§ **WHAT YOU NEED TO DO**:
If a line in the records contains the string "rest", show that line.

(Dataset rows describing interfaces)

○ ○ ○ ○

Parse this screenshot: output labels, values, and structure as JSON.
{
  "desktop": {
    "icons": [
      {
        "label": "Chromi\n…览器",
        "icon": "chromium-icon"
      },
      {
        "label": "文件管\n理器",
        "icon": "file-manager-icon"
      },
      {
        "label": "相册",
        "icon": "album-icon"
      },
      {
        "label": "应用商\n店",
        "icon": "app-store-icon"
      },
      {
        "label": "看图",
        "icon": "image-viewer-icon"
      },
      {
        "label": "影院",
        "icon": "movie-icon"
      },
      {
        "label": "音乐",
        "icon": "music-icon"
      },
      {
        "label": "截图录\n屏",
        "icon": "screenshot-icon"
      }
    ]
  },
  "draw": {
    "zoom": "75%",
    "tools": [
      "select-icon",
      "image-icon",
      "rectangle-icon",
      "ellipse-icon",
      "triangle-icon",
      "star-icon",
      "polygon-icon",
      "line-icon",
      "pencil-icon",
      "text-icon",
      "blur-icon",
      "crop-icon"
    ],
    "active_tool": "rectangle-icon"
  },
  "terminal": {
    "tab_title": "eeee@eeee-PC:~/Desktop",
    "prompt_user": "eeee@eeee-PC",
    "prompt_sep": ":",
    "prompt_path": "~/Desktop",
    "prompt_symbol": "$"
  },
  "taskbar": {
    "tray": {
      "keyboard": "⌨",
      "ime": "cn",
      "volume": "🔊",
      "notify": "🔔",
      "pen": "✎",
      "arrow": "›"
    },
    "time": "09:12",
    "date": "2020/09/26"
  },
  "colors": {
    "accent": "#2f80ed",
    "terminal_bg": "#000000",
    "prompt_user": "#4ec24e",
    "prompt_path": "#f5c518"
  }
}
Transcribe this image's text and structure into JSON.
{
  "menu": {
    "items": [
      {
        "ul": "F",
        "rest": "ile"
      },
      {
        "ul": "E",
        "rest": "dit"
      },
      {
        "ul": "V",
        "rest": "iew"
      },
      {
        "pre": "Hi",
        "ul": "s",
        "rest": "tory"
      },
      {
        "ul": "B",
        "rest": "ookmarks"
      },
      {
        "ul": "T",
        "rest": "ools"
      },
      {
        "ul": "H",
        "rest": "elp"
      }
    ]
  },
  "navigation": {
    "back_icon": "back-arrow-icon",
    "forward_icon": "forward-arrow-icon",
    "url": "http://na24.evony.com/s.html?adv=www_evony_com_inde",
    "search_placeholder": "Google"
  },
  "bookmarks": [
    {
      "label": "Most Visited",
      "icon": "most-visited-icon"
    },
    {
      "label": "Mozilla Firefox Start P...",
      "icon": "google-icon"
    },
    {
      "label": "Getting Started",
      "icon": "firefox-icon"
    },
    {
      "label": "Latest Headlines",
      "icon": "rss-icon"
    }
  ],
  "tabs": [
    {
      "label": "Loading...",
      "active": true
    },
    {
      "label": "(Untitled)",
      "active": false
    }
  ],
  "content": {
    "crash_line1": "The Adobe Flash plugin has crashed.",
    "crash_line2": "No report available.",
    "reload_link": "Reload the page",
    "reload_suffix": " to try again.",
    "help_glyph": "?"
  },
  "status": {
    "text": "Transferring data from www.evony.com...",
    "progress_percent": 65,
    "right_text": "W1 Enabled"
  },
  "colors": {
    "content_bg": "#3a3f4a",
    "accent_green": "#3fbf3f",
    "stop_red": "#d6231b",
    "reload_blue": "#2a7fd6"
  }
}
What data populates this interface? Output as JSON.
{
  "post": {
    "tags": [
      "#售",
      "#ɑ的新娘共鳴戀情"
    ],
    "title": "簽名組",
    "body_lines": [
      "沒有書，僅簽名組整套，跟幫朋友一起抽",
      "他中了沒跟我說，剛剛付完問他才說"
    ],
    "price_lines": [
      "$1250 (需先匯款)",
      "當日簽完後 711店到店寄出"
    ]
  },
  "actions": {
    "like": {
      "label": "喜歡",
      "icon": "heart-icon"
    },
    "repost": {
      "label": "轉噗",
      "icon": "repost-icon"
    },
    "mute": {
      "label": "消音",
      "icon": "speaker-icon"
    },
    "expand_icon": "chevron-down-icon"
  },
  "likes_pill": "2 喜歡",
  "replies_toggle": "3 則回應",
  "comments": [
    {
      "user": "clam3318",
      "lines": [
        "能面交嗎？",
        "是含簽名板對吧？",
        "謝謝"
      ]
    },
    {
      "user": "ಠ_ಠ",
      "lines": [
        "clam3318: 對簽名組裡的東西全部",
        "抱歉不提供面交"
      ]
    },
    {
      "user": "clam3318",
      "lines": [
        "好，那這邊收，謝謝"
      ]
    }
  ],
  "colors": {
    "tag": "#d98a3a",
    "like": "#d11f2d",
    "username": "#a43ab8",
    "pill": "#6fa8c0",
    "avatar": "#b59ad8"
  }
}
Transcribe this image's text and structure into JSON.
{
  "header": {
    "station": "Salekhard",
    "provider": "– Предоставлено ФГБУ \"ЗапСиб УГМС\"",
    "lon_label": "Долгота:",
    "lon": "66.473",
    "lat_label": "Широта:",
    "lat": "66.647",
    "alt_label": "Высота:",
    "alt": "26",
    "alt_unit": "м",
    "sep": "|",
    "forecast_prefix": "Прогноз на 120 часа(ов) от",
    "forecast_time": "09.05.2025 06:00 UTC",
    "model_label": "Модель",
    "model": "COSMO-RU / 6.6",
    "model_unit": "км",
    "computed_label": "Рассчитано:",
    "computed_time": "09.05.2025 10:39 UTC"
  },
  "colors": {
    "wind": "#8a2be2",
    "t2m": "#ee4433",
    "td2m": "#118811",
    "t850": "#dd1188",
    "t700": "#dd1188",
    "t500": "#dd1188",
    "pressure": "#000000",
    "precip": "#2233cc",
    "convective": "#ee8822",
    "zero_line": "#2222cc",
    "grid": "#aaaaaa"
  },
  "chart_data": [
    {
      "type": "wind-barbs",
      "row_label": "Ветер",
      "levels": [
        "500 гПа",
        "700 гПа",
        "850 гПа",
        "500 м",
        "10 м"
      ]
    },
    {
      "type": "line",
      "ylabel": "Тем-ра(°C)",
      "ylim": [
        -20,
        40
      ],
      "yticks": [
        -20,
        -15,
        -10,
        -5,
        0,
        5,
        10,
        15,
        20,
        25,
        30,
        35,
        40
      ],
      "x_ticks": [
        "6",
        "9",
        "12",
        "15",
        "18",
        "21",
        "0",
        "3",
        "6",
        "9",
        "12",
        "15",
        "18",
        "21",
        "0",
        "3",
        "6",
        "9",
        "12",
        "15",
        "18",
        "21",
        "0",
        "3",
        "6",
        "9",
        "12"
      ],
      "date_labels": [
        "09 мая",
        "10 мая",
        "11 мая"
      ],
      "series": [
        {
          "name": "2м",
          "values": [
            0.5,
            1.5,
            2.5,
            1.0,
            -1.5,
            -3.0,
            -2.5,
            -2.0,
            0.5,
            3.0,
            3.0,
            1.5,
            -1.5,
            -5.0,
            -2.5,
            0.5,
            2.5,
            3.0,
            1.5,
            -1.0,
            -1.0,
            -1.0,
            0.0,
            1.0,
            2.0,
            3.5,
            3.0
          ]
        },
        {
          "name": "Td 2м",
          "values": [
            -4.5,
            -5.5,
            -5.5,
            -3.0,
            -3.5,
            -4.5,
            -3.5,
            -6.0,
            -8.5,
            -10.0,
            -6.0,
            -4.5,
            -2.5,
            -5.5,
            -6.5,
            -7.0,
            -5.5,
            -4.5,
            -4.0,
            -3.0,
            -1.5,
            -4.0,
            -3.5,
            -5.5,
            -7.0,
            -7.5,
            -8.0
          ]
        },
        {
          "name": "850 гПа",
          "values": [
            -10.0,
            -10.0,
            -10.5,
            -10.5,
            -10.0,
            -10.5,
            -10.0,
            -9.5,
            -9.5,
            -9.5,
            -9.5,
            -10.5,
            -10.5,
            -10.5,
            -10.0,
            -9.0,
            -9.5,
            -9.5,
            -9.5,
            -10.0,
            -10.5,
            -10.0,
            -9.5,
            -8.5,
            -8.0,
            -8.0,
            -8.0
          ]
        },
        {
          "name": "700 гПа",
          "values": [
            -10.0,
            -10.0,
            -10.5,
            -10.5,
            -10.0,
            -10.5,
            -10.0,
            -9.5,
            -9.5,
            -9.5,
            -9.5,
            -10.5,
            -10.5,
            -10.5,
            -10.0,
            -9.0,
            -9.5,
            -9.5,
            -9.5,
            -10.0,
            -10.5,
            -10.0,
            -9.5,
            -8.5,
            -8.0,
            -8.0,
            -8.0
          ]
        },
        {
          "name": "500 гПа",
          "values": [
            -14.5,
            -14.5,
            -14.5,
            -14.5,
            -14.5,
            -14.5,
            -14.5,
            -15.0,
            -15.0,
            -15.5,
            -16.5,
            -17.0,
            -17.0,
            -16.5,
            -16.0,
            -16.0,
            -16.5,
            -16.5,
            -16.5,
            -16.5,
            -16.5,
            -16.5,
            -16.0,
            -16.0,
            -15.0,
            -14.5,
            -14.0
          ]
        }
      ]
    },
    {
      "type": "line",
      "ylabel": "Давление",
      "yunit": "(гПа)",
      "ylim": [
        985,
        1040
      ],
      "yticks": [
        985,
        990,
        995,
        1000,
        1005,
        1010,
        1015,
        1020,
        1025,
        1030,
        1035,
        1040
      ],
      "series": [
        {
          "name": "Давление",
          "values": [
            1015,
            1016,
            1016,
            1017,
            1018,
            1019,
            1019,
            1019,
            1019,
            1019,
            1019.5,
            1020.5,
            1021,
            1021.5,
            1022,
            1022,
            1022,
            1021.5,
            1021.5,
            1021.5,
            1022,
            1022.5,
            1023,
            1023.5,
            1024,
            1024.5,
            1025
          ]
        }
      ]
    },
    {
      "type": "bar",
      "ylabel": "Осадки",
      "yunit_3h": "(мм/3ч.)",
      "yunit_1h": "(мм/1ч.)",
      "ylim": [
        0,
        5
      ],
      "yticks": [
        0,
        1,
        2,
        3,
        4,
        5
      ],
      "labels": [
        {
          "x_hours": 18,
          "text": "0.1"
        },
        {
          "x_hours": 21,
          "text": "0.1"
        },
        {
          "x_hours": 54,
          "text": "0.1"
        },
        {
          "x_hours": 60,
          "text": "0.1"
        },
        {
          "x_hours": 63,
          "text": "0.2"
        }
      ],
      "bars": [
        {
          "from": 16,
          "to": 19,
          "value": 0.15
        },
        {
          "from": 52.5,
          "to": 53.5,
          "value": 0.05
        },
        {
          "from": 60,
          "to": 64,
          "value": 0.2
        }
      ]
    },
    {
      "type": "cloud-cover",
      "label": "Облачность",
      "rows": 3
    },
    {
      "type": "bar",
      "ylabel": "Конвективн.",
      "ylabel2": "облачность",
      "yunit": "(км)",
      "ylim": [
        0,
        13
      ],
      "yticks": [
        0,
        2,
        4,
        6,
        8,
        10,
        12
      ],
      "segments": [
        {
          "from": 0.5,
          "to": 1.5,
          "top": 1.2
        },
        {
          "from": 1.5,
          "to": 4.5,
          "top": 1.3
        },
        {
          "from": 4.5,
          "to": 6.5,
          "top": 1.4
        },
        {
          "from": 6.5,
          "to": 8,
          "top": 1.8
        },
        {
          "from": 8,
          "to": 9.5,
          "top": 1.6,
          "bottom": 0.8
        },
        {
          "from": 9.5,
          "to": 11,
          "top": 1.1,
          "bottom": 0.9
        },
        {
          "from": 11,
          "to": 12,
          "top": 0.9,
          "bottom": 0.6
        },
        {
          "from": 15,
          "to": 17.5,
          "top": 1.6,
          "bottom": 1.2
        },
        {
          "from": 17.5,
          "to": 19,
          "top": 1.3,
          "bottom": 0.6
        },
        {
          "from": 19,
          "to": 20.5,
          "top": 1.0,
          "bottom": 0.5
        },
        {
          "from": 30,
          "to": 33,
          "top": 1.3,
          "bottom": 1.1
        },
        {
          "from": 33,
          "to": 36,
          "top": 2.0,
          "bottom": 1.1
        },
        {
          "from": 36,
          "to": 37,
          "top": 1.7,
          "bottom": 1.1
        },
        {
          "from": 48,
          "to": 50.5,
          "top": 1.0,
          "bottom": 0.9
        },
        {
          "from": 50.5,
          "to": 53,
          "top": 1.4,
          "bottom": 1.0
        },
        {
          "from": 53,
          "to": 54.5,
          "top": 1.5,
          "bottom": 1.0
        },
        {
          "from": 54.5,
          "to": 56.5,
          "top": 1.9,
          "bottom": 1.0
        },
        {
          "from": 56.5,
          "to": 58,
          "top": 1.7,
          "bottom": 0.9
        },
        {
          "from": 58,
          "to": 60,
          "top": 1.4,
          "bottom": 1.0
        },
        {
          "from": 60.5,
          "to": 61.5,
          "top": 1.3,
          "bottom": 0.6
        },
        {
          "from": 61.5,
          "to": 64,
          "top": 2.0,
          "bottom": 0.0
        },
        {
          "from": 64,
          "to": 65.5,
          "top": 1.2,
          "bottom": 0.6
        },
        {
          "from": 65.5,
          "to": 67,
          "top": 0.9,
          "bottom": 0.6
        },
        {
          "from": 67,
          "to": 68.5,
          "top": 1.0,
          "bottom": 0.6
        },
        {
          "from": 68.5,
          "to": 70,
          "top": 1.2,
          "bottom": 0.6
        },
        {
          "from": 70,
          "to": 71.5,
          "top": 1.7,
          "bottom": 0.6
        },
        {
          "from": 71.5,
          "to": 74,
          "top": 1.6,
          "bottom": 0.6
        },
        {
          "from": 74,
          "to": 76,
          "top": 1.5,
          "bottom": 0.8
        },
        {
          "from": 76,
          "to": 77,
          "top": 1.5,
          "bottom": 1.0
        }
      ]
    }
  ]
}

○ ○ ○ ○

§ **THE COMPLETED TASK**:
        "rest": "ile"
        "rest": "dit"
        "rest": "iew"
        "rest": "tory"
        "rest": "ookmarks"
        "rest": "ools"
        "rest": "elp"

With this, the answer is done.